If a line of the data below contains the string "this", copy it into your answer.

(Page and application data records)
⟨

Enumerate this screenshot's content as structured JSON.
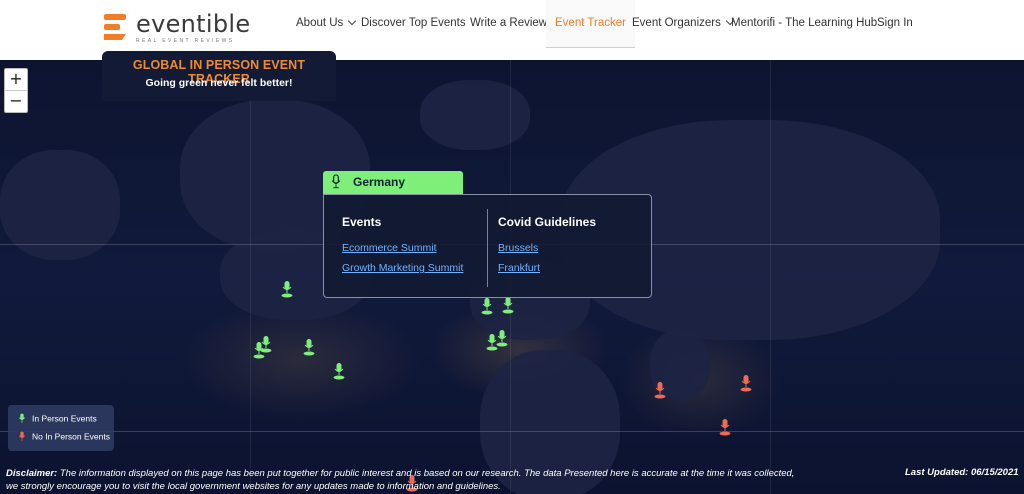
{
  "brand": {
    "name": "eventible",
    "tagline": "REAL EVENT REVIEWS",
    "accent": "#f07d28"
  },
  "nav": {
    "items": [
      {
        "label": "About Us",
        "dropdown": true
      },
      {
        "label": "Discover Top Events",
        "dropdown": false
      },
      {
        "label": "Write a Review",
        "dropdown": false
      },
      {
        "label": "Event Tracker",
        "dropdown": false,
        "active": true
      },
      {
        "label": "Event Organizers",
        "dropdown": true
      },
      {
        "label": "Mentorifi - The Learning Hub",
        "dropdown": false
      },
      {
        "label": "Sign In",
        "dropdown": false
      }
    ]
  },
  "map": {
    "zoom_in": "+",
    "zoom_out": "−",
    "tracker_title": "GLOBAL IN PERSON EVENT TRACKER",
    "tracker_subtitle": "Going green never felt better!",
    "in_person_color": "#7ef07a",
    "no_in_person_color": "#ee6a55"
  },
  "popup": {
    "country": "Germany",
    "events_heading": "Events",
    "events": [
      "Ecommerce Summit",
      "Growth Marketing Summit"
    ],
    "guidelines_heading": "Covid Guidelines",
    "guidelines": [
      "Brussels",
      "Frankfurt"
    ]
  },
  "legend": {
    "in_person": "In Person Events",
    "no_in_person": "No In Person Events"
  },
  "footer": {
    "disclaimer_label": "Disclaimer:",
    "disclaimer_text": "The information displayed on this page has been put together for public interest and is based on our research. The data Presented here is accurate at the time it was collected, we strongly encourage you to visit the local government websites for any updates made to information and guidelines.",
    "last_updated": "Last Updated: 06/15/2021"
  }
}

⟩

▶ **Exercise solution**
Enumerate this screenshot's content as structured JSON.
    "disclaimer_text": "The information displayed on this page has been put together for public interest and is based on our research. The data Presented here is accurate at the time it was collected, we strongly encourage you to visit the local government websites for any updates made to information and guidelines.",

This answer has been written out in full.